Interface dataset entries:
━━━━━━━━━━━━━━━━
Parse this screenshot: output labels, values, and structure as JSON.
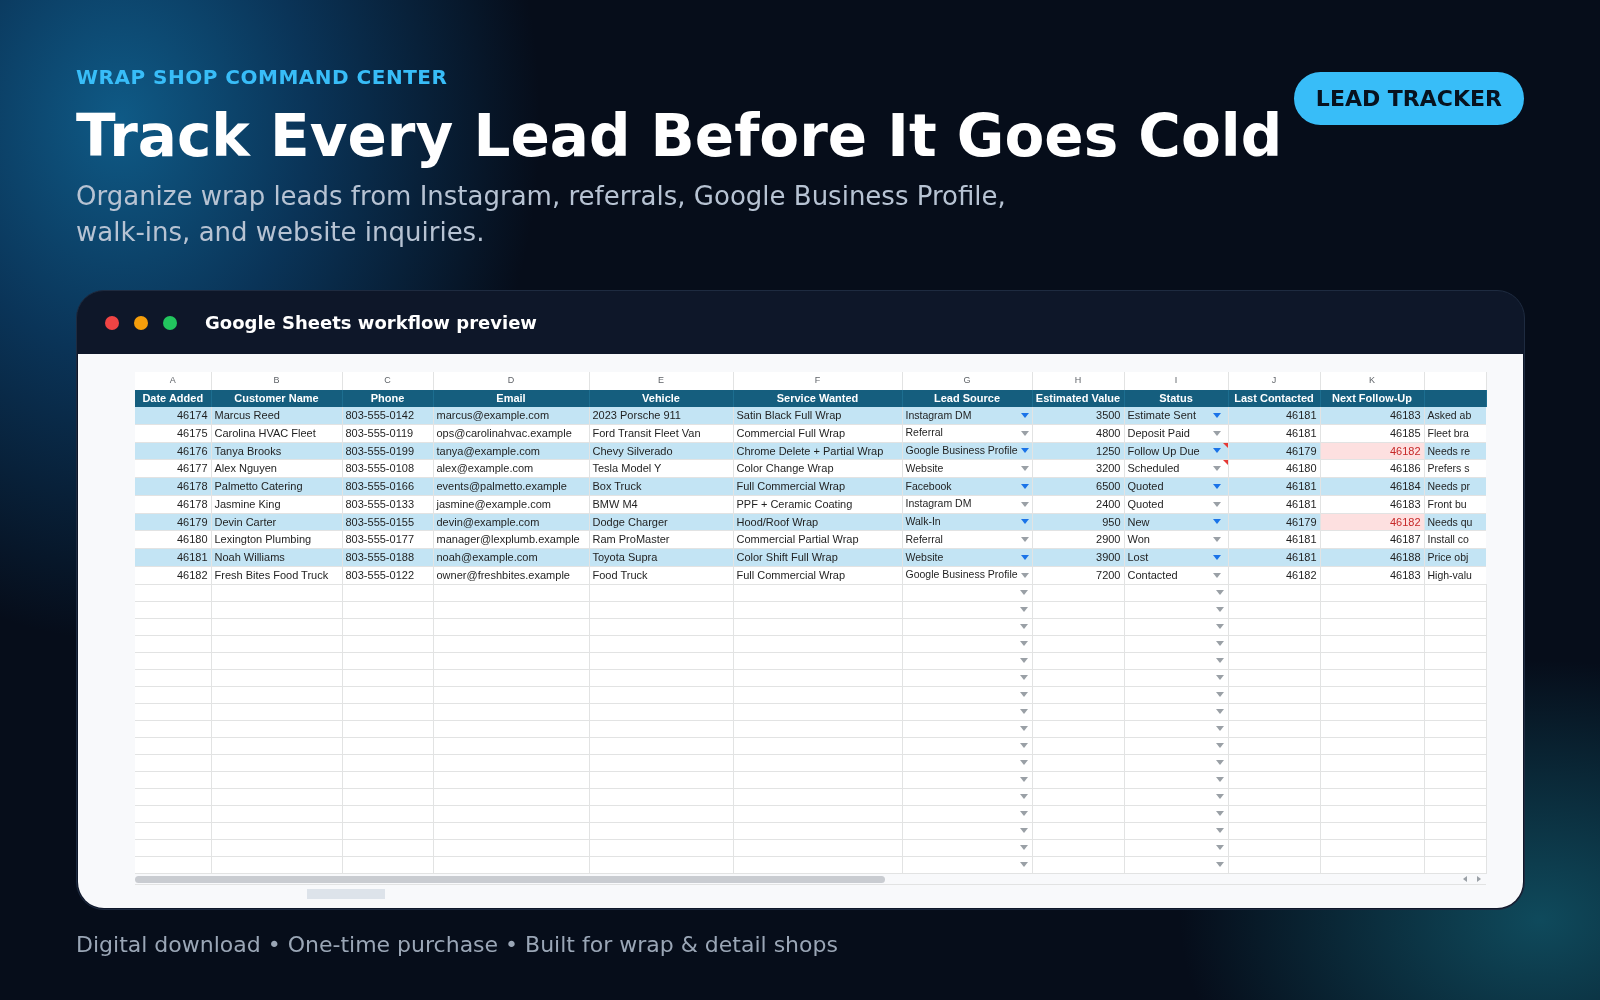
{
  "kicker": "WRAP SHOP COMMAND CENTER",
  "title": "Track Every Lead Before It Goes Cold",
  "subtitle": "Organize wrap leads from Instagram, referrals, Google Business Profile, walk-ins, and website inquiries.",
  "badge": "LEAD TRACKER",
  "window": {
    "title": "Google Sheets workflow preview"
  },
  "sheet": {
    "column_letters": [
      "A",
      "B",
      "C",
      "D",
      "E",
      "F",
      "G",
      "H",
      "I",
      "J",
      "K"
    ],
    "headers": [
      "Date Added",
      "Customer Name",
      "Phone",
      "Email",
      "Vehicle",
      "Service Wanted",
      "Lead Source",
      "Estimated Value",
      "Status",
      "Last Contacted",
      "Next Follow-Up"
    ],
    "rows": [
      {
        "date_added": "46174",
        "customer": "Marcus Reed",
        "phone": "803-555-0142",
        "email": "marcus@example.com",
        "vehicle": "2023 Porsche 911",
        "service": "Satin Black Full Wrap",
        "source": "Instagram DM",
        "value": "3500",
        "status": "Estimate Sent",
        "status_note": false,
        "last_contacted": "46181",
        "next_follow_up": "46183",
        "overdue": false,
        "column_12": "Asked ab"
      },
      {
        "date_added": "46175",
        "customer": "Carolina HVAC Fleet",
        "phone": "803-555-0119",
        "email": "ops@carolinahvac.example",
        "vehicle": "Ford Transit Fleet Van",
        "service": "Commercial Full Wrap",
        "source": "Referral",
        "value": "4800",
        "status": "Deposit Paid",
        "status_note": false,
        "last_contacted": "46181",
        "next_follow_up": "46185",
        "overdue": false,
        "column_12": "Fleet bra"
      },
      {
        "date_added": "46176",
        "customer": "Tanya Brooks",
        "phone": "803-555-0199",
        "email": "tanya@example.com",
        "vehicle": "Chevy Silverado",
        "service": "Chrome Delete + Partial Wrap",
        "source": "Google Business Profile",
        "value": "1250",
        "status": "Follow Up Due",
        "status_note": true,
        "last_contacted": "46179",
        "next_follow_up": "46182",
        "overdue": true,
        "column_12": "Needs re"
      },
      {
        "date_added": "46177",
        "customer": "Alex Nguyen",
        "phone": "803-555-0108",
        "email": "alex@example.com",
        "vehicle": "Tesla Model Y",
        "service": "Color Change Wrap",
        "source": "Website",
        "value": "3200",
        "status": "Scheduled",
        "status_note": true,
        "last_contacted": "46180",
        "next_follow_up": "46186",
        "overdue": false,
        "column_12": "Prefers s"
      },
      {
        "date_added": "46178",
        "customer": "Palmetto Catering",
        "phone": "803-555-0166",
        "email": "events@palmetto.example",
        "vehicle": "Box Truck",
        "service": "Full Commercial Wrap",
        "source": "Facebook",
        "value": "6500",
        "status": "Quoted",
        "status_note": false,
        "last_contacted": "46181",
        "next_follow_up": "46184",
        "overdue": false,
        "column_12": "Needs pr"
      },
      {
        "date_added": "46178",
        "customer": "Jasmine King",
        "phone": "803-555-0133",
        "email": "jasmine@example.com",
        "vehicle": "BMW M4",
        "service": "PPF + Ceramic Coating",
        "source": "Instagram DM",
        "value": "2400",
        "status": "Quoted",
        "status_note": false,
        "last_contacted": "46181",
        "next_follow_up": "46183",
        "overdue": false,
        "column_12": "Front bu"
      },
      {
        "date_added": "46179",
        "customer": "Devin Carter",
        "phone": "803-555-0155",
        "email": "devin@example.com",
        "vehicle": "Dodge Charger",
        "service": "Hood/Roof Wrap",
        "source": "Walk-In",
        "value": "950",
        "status": "New",
        "status_note": false,
        "last_contacted": "46179",
        "next_follow_up": "46182",
        "overdue": true,
        "column_12": "Needs qu"
      },
      {
        "date_added": "46180",
        "customer": "Lexington Plumbing",
        "phone": "803-555-0177",
        "email": "manager@lexplumb.example",
        "vehicle": "Ram ProMaster",
        "service": "Commercial Partial Wrap",
        "source": "Referral",
        "value": "2900",
        "status": "Won",
        "status_note": false,
        "last_contacted": "46181",
        "next_follow_up": "46187",
        "overdue": false,
        "column_12": "Install co"
      },
      {
        "date_added": "46181",
        "customer": "Noah Williams",
        "phone": "803-555-0188",
        "email": "noah@example.com",
        "vehicle": "Toyota Supra",
        "service": "Color Shift Full Wrap",
        "source": "Website",
        "value": "3900",
        "status": "Lost",
        "status_note": false,
        "last_contacted": "46181",
        "next_follow_up": "46188",
        "overdue": false,
        "column_12": "Price obj"
      },
      {
        "date_added": "46182",
        "customer": "Fresh Bites Food Truck",
        "phone": "803-555-0122",
        "email": "owner@freshbites.example",
        "vehicle": "Food Truck",
        "service": "Full Commercial Wrap",
        "source": "Google Business Profile",
        "value": "7200",
        "status": "Contacted",
        "status_note": false,
        "last_contacted": "46182",
        "next_follow_up": "46183",
        "overdue": false,
        "column_12": "High-valu"
      }
    ]
  },
  "footer": "Digital download • One-time purchase • Built for wrap & detail shops"
}
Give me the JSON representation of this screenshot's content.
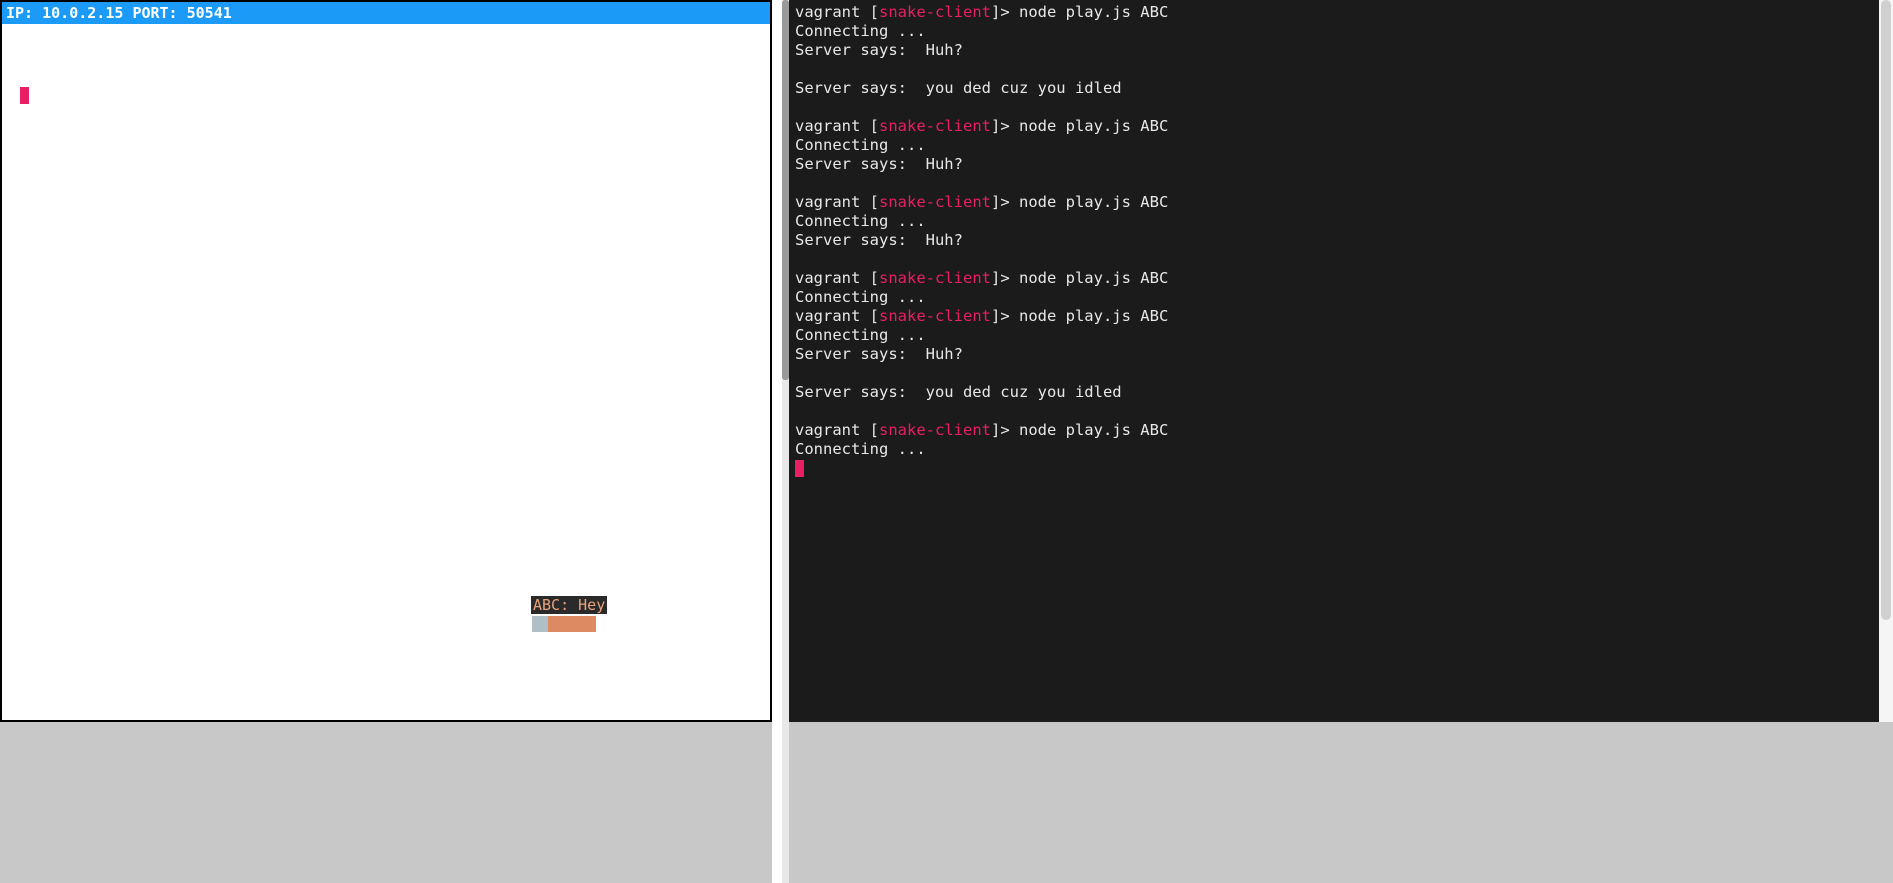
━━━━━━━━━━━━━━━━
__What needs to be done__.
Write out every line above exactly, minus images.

__Expected answer__.
Parse this screenshot: output labels, values, and structure as JSON.
{
  "kicker": "WRAP SHOP COMMAND CENTER",
  "title": "Track Every Lead Before It Goes Cold",
  "subtitle": "Organize wrap leads from Instagram, referrals, Google Business Profile, walk-ins, and website inquiries.",
  "badge": "LEAD TRACKER",
  "window": {
    "title": "Google Sheets workflow preview"
  },
  "sheet": {
    "column_letters": [
      "A",
      "B",
      "C",
      "D",
      "E",
      "F",
      "G",
      "H",
      "I",
      "J",
      "K"
    ],
    "headers": [
      "Date Added",
      "Customer Name",
      "Phone",
      "Email",
      "Vehicle",
      "Service Wanted",
      "Lead Source",
      "Estimated Value",
      "Status",
      "Last Contacted",
      "Next Follow-Up"
    ],
    "rows": [
      {
        "date_added": "46174",
        "customer": "Marcus Reed",
        "phone": "803-555-0142",
        "email": "marcus@example.com",
        "vehicle": "2023 Porsche 911",
        "service": "Satin Black Full Wrap",
        "source": "Instagram DM",
        "value": "3500",
        "status": "Estimate Sent",
        "status_note": false,
        "last_contacted": "46181",
        "next_follow_up": "46183",
        "overdue": false,
        "column_12": "Asked ab"
      },
      {
        "date_added": "46175",
        "customer": "Carolina HVAC Fleet",
        "phone": "803-555-0119",
        "email": "ops@carolinahvac.example",
        "vehicle": "Ford Transit Fleet Van",
        "service": "Commercial Full Wrap",
        "source": "Referral",
        "value": "4800",
        "status": "Deposit Paid",
        "status_note": false,
        "last_contacted": "46181",
        "next_follow_up": "46185",
        "overdue": false,
        "column_12": "Fleet bra"
      },
      {
        "date_added": "46176",
        "customer": "Tanya Brooks",
        "phone": "803-555-0199",
        "email": "tanya@example.com",
        "vehicle": "Chevy Silverado",
        "service": "Chrome Delete + Partial Wrap",
        "source": "Google Business Profile",
        "value": "1250",
        "status": "Follow Up Due",
        "status_note": true,
        "last_contacted": "46179",
        "next_follow_up": "46182",
        "overdue": true,
        "column_12": "Needs re"
      },
      {
        "date_added": "46177",
        "customer": "Alex Nguyen",
        "phone": "803-555-0108",
        "email": "alex@example.com",
        "vehicle": "Tesla Model Y",
        "service": "Color Change Wrap",
        "source": "Website",
        "value": "3200",
        "status": "Scheduled",
        "status_note": true,
        "last_contacted": "46180",
        "next_follow_up": "46186",
        "overdue": false,
        "column_12": "Prefers s"
      },
      {
        "date_added": "46178",
        "customer": "Palmetto Catering",
        "phone": "803-555-0166",
        "email": "events@palmetto.example",
        "vehicle": "Box Truck",
        "service": "Full Commercial Wrap",
        "source": "Facebook",
        "value": "6500",
        "status": "Quoted",
        "status_note": false,
        "last_contacted": "46181",
        "next_follow_up": "46184",
        "overdue": false,
        "column_12": "Needs pr"
      },
      {
        "date_added": "46178",
        "customer": "Jasmine King",
        "phone": "803-555-0133",
        "email": "jasmine@example.com",
        "vehicle": "BMW M4",
        "service": "PPF + Ceramic Coating",
        "source": "Instagram DM",
        "value": "2400",
        "status": "Quoted",
        "status_note": false,
        "last_contacted": "46181",
        "next_follow_up": "46183",
        "overdue": false,
        "column_12": "Front bu"
      },
      {
        "date_added": "46179",
        "customer": "Devin Carter",
        "phone": "803-555-0155",
        "email": "devin@example.com",
        "vehicle": "Dodge Charger",
        "service": "Hood/Roof Wrap",
        "source": "Walk-In",
        "value": "950",
        "status": "New",
        "status_note": false,
        "last_contacted": "46179",
        "next_follow_up": "46182",
        "overdue": true,
        "column_12": "Needs qu"
      },
      {
        "date_added": "46180",
        "customer": "Lexington Plumbing",
        "phone": "803-555-0177",
        "email": "manager@lexplumb.example",
        "vehicle": "Ram ProMaster",
        "service": "Commercial Partial Wrap",
        "source": "Referral",
        "value": "2900",
        "status": "Won",
        "status_note": false,
        "last_contacted": "46181",
        "next_follow_up": "46187",
        "overdue": false,
        "column_12": "Install co"
      },
      {
        "date_added": "46181",
        "customer": "Noah Williams",
        "phone": "803-555-0188",
        "email": "noah@example.com",
        "vehicle": "Toyota Supra",
        "service": "Color Shift Full Wrap",
        "source": "Website",
        "value": "3900",
        "status": "Lost",
        "status_note": false,
        "last_contacted": "46181",
        "next_follow_up": "46188",
        "overdue": false,
        "column_12": "Price obj"
      },
      {
        "date_added": "46182",
        "customer": "Fresh Bites Food Truck",
        "phone": "803-555-0122",
        "email": "owner@freshbites.example",
        "vehicle": "Food Truck",
        "service": "Full Commercial Wrap",
        "source": "Google Business Profile",
        "value": "7200",
        "status": "Contacted",
        "status_note": false,
        "last_contacted": "46182",
        "next_follow_up": "46183",
        "overdue": false,
        "column_12": "High-valu"
      }
    ]
  },
  "footer": "Digital download • One-time purchase • Built for wrap & detail shops"
}
Give me the JSON representation of this screenshot's content.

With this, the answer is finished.